__Recorded data__.
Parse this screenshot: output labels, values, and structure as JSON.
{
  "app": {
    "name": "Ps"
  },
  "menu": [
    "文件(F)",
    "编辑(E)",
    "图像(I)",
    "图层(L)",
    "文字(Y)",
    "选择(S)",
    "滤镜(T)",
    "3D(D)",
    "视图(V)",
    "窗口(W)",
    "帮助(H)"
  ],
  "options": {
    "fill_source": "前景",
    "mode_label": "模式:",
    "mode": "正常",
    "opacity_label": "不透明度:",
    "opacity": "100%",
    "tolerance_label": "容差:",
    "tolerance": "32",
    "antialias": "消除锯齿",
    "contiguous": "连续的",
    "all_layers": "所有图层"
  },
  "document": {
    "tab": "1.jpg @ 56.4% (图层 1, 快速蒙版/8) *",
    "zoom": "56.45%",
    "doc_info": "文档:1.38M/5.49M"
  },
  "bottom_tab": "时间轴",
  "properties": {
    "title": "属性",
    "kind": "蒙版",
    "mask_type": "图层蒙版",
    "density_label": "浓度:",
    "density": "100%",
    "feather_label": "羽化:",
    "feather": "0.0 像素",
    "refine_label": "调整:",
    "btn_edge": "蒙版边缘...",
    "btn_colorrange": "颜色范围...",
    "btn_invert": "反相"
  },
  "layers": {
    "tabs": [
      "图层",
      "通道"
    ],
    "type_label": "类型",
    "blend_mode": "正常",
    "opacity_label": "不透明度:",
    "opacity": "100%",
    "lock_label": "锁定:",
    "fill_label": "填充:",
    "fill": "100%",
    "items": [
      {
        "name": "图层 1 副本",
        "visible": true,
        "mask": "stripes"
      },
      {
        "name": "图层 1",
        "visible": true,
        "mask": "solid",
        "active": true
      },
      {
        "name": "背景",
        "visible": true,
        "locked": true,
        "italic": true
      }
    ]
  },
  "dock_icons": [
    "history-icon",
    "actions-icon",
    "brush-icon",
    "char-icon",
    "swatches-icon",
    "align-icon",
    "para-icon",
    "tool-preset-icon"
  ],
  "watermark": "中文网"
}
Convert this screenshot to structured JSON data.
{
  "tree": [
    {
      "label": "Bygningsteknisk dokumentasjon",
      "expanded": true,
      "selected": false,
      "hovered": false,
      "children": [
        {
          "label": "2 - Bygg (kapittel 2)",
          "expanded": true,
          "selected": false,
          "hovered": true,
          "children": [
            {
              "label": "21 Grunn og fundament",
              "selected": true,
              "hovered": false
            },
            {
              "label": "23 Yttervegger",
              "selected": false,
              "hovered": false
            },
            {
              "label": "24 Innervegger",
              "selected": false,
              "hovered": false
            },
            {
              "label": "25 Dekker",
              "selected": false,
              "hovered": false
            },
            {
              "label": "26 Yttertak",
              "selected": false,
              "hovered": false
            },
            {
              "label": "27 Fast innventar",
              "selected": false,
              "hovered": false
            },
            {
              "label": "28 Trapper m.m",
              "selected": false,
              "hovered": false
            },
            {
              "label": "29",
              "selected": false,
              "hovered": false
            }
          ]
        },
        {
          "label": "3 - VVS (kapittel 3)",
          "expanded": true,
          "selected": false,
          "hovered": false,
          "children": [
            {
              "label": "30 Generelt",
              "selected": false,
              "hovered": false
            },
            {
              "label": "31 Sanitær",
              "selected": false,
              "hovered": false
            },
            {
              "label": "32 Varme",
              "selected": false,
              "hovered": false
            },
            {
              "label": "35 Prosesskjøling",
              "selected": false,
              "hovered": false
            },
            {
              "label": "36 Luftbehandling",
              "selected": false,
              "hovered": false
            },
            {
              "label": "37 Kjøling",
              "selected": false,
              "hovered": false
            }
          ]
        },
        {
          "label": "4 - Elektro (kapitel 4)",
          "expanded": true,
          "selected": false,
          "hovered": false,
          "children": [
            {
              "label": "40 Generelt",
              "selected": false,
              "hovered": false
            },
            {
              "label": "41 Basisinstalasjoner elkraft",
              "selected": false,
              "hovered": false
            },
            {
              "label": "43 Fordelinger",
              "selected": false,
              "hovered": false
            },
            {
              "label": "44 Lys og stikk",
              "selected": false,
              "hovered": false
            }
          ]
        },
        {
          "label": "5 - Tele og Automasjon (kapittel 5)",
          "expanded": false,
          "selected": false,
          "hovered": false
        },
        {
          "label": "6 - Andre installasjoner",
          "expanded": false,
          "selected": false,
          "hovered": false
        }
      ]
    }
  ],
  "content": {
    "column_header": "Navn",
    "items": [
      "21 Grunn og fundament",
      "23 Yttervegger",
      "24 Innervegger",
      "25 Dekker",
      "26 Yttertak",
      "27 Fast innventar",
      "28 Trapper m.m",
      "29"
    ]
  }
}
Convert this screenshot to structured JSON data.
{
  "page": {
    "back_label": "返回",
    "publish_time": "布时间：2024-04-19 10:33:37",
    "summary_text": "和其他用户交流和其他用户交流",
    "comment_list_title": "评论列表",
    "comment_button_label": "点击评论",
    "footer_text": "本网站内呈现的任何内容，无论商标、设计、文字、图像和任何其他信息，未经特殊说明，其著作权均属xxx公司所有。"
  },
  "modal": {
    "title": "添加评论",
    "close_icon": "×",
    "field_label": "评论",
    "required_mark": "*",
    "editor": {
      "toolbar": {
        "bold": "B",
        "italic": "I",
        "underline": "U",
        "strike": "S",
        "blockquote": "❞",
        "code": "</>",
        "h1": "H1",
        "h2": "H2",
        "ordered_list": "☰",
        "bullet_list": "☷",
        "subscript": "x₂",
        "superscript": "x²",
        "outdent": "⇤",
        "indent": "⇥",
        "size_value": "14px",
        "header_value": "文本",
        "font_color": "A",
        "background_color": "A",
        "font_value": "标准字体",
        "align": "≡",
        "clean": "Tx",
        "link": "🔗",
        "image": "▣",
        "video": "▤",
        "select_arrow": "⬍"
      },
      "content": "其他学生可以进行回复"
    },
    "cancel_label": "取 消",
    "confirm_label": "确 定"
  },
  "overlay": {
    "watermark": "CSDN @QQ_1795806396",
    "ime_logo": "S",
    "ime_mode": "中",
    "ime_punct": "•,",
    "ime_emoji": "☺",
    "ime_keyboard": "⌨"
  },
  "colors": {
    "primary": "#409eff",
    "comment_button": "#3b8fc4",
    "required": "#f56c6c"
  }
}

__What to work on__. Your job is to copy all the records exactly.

__Response area__.
Parse this screenshot: output labels, values, and structure as JSON.
{
  "app": {
    "name": "Ps"
  },
  "menu": [
    "文件(F)",
    "编辑(E)",
    "图像(I)",
    "图层(L)",
    "文字(Y)",
    "选择(S)",
    "滤镜(T)",
    "3D(D)",
    "视图(V)",
    "窗口(W)",
    "帮助(H)"
  ],
  "options": {
    "fill_source": "前景",
    "mode_label": "模式:",
    "mode": "正常",
    "opacity_label": "不透明度:",
    "opacity": "100%",
    "tolerance_label": "容差:",
    "tolerance": "32",
    "antialias": "消除锯齿",
    "contiguous": "连续的",
    "all_layers": "所有图层"
  },
  "document": {
    "tab": "1.jpg @ 56.4% (图层 1, 快速蒙版/8) *",
    "zoom": "56.45%",
    "doc_info": "文档:1.38M/5.49M"
  },
  "bottom_tab": "时间轴",
  "properties": {
    "title": "属性",
    "kind": "蒙版",
    "mask_type": "图层蒙版",
    "density_label": "浓度:",
    "density": "100%",
    "feather_label": "羽化:",
    "feather": "0.0 像素",
    "refine_label": "调整:",
    "btn_edge": "蒙版边缘...",
    "btn_colorrange": "颜色范围...",
    "btn_invert": "反相"
  },
  "layers": {
    "tabs": [
      "图层",
      "通道"
    ],
    "type_label": "类型",
    "blend_mode": "正常",
    "opacity_label": "不透明度:",
    "opacity": "100%",
    "lock_label": "锁定:",
    "fill_label": "填充:",
    "fill": "100%",
    "items": [
      {
        "name": "图层 1 副本",
        "visible": true,
        "mask": "stripes"
      },
      {
        "name": "图层 1",
        "visible": true,
        "mask": "solid",
        "active": true
      },
      {
        "name": "背景",
        "visible": true,
        "locked": true,
        "italic": true
      }
    ]
  },
  "dock_icons": [
    "history-icon",
    "actions-icon",
    "brush-icon",
    "char-icon",
    "swatches-icon",
    "align-icon",
    "para-icon",
    "tool-preset-icon"
  ],
  "watermark": "中文网"
}
Convert this screenshot to structured JSON data.
{
  "tree": [
    {
      "label": "Bygningsteknisk dokumentasjon",
      "expanded": true,
      "selected": false,
      "hovered": false,
      "children": [
        {
          "label": "2 - Bygg (kapittel 2)",
          "expanded": true,
          "selected": false,
          "hovered": true,
          "children": [
            {
              "label": "21 Grunn og fundament",
              "selected": true,
              "hovered": false
            },
            {
              "label": "23 Yttervegger",
              "selected": false,
              "hovered": false
            },
            {
              "label": "24 Innervegger",
              "selected": false,
              "hovered": false
            },
            {
              "label": "25 Dekker",
              "selected": false,
              "hovered": false
            },
            {
              "label": "26 Yttertak",
              "selected": false,
              "hovered": false
            },
            {
              "label": "27 Fast innventar",
              "selected": false,
              "hovered": false
            },
            {
              "label": "28 Trapper m.m",
              "selected": false,
              "hovered": false
            },
            {
              "label": "29",
              "selected": false,
              "hovered": false
            }
          ]
        },
        {
          "label": "3 - VVS (kapittel 3)",
          "expanded": true,
          "selected": false,
          "hovered": false,
          "children": [
            {
              "label": "30 Generelt",
              "selected": false,
              "hovered": false
            },
            {
              "label": "31 Sanitær",
              "selected": false,
              "hovered": false
            },
            {
              "label": "32 Varme",
              "selected": false,
              "hovered": false
            },
            {
              "label": "35 Prosesskjøling",
              "selected": false,
              "hovered": false
            },
            {
              "label": "36 Luftbehandling",
              "selected": false,
              "hovered": false
            },
            {
              "label": "37 Kjøling",
              "selected": false,
              "hovered": false
            }
          ]
        },
        {
          "label": "4 - Elektro (kapitel 4)",
          "expanded": true,
          "selected": false,
          "hovered": false,
          "children": [
            {
              "label": "40 Generelt",
              "selected": false,
              "hovered": false
            },
            {
              "label": "41 Basisinstalasjoner elkraft",
              "selected": false,
              "hovered": false
            },
            {
              "label": "43 Fordelinger",
              "selected": false,
              "hovered": false
            },
            {
              "label": "44 Lys og stikk",
              "selected": false,
              "hovered": false
            }
          ]
        },
        {
          "label": "5 - Tele og Automasjon (kapittel 5)",
          "expanded": false,
          "selected": false,
          "hovered": false
        },
        {
          "label": "6 - Andre installasjoner",
          "expanded": false,
          "selected": false,
          "hovered": false
        }
      ]
    }
  ],
  "content": {
    "column_header": "Navn",
    "items": [
      "21 Grunn og fundament",
      "23 Yttervegger",
      "24 Innervegger",
      "25 Dekker",
      "26 Yttertak",
      "27 Fast innventar",
      "28 Trapper m.m",
      "29"
    ]
  }
}
Convert this screenshot to structured JSON data.
{
  "page": {
    "back_label": "返回",
    "publish_time": "布时间：2024-04-19 10:33:37",
    "summary_text": "和其他用户交流和其他用户交流",
    "comment_list_title": "评论列表",
    "comment_button_label": "点击评论",
    "footer_text": "本网站内呈现的任何内容，无论商标、设计、文字、图像和任何其他信息，未经特殊说明，其著作权均属xxx公司所有。"
  },
  "modal": {
    "title": "添加评论",
    "close_icon": "×",
    "field_label": "评论",
    "required_mark": "*",
    "editor": {
      "toolbar": {
        "bold": "B",
        "italic": "I",
        "underline": "U",
        "strike": "S",
        "blockquote": "❞",
        "code": "</>",
        "h1": "H1",
        "h2": "H2",
        "ordered_list": "☰",
        "bullet_list": "☷",
        "subscript": "x₂",
        "superscript": "x²",
        "outdent": "⇤",
        "indent": "⇥",
        "size_value": "14px",
        "header_value": "文本",
        "font_color": "A",
        "background_color": "A",
        "font_value": "标准字体",
        "align": "≡",
        "clean": "Tx",
        "link": "🔗",
        "image": "▣",
        "video": "▤",
        "select_arrow": "⬍"
      },
      "content": "其他学生可以进行回复"
    },
    "cancel_label": "取 消",
    "confirm_label": "确 定"
  },
  "overlay": {
    "watermark": "CSDN @QQ_1795806396",
    "ime_logo": "S",
    "ime_mode": "中",
    "ime_punct": "•,",
    "ime_emoji": "☺",
    "ime_keyboard": "⌨"
  },
  "colors": {
    "primary": "#409eff",
    "comment_button": "#3b8fc4",
    "required": "#f56c6c"
  }
}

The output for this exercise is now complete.